FALL RIVER, Mass. (WPRI) — The owners of the final home of Lizzie Borden and her sister Emma say they’re going to appeal to state officials for an exemption they say is crucial to preserve history — and to make it available to the public at all.
Maplecroft, on Front Street, is where Emma and Lizzie moved to in September 1893, according to property manager Ryan Woods. Ryan’s father, Donald Woods, and Donald’s partner Lee-ann Wilber purchased the property in February with every intention to make it into a bed and breakfast.
City officials gave them a checklist of things that needed to be fixed in order to be safe for the public to visit, and Ryan Woods said Monday they’ve invested thousands in those fixes: a sprinkler system inside, updated plumbing and electrical systems, and rebuilding things like the porch.
Wheelchair ramps have also been added outside, on the back porch, and someone using a wheelchair can use them to get to the first floor. The city said wheelchair visitors need to be able to get to the second floor, and called for a lift system to be put on the outside of the home, from the first-floor pantry to the second-floor bathroom.
But that second-floor bathroom is a crucial cornerstone in the historical value of the house, the owners say. The fixtures and tile are original; it was a sensation to have indoor plumbing for the first time in the 1890s, and no less an event for the Borden sisters. History would have to be destroyed to install a lift there, the Woods claim.
The owners are now in the process of making an appeal to state officials in Boston – the Architectural Access Board and Board of Building Regulations and Standards – for an exemption to accessibility rules.

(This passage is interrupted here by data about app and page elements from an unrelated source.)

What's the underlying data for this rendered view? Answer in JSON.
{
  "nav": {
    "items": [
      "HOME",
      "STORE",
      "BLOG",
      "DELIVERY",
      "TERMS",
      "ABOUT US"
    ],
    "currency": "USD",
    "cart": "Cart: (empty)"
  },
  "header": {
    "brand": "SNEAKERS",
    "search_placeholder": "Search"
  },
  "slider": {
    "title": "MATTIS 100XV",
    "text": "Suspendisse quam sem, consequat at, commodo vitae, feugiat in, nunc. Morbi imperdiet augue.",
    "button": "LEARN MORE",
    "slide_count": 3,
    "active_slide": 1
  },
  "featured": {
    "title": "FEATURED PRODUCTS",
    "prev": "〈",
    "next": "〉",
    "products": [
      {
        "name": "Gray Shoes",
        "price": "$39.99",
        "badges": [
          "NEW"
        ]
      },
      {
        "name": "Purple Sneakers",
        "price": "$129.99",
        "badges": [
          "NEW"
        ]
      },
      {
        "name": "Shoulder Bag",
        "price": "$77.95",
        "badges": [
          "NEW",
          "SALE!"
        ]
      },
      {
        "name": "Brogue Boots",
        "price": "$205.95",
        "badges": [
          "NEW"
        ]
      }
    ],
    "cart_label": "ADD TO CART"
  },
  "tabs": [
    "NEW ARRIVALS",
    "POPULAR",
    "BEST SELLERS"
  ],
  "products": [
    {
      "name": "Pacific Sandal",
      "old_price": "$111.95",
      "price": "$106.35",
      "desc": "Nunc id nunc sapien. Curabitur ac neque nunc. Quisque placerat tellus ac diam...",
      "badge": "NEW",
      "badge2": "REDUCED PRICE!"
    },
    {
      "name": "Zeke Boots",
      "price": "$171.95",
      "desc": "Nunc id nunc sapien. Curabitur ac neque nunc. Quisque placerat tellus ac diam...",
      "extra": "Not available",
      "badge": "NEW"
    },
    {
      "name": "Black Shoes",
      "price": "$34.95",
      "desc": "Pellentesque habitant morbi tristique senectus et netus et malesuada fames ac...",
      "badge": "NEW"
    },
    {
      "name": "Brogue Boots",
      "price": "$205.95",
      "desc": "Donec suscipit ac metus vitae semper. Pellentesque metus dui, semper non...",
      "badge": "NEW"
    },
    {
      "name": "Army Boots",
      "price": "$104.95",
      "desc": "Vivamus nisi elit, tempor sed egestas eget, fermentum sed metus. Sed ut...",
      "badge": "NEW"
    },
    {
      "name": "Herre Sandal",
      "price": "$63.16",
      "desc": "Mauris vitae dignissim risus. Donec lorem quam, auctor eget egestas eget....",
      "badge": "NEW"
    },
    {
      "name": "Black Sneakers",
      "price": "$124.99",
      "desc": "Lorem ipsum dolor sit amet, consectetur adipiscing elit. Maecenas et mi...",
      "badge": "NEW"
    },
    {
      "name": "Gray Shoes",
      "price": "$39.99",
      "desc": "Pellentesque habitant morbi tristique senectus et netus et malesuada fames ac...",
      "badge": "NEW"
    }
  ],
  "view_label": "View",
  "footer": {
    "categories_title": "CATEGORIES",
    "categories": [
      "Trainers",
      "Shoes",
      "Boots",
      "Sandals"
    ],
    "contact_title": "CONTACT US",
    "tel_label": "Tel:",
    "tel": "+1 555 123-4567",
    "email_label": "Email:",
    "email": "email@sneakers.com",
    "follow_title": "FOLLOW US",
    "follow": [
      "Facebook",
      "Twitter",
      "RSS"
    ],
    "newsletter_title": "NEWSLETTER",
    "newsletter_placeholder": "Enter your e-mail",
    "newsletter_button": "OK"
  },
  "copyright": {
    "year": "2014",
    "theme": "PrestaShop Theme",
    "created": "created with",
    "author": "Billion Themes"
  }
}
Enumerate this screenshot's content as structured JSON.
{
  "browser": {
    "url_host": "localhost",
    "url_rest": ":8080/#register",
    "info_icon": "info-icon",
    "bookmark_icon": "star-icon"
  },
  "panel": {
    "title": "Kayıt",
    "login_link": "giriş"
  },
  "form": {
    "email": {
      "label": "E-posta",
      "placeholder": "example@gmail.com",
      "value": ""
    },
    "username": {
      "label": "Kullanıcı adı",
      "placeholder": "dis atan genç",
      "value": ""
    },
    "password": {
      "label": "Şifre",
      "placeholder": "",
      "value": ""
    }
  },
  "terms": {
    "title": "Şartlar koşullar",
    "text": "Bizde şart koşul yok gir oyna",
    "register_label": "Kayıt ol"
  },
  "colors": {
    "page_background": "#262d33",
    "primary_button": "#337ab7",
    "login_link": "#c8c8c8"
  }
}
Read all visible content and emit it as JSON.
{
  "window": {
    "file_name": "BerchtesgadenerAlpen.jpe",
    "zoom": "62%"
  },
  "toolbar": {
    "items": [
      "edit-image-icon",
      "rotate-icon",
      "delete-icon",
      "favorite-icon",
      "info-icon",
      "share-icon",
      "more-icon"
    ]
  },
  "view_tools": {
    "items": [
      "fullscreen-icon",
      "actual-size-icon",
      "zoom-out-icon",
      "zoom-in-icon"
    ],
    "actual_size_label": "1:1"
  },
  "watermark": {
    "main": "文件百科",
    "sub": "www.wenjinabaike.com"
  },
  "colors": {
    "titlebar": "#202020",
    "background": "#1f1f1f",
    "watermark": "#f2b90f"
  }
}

Lizzie Borden was charged with murdering her father and stepmother, but was acquitted. The two sisters moved to the Maplecroft location after Lizzie’s acquittal.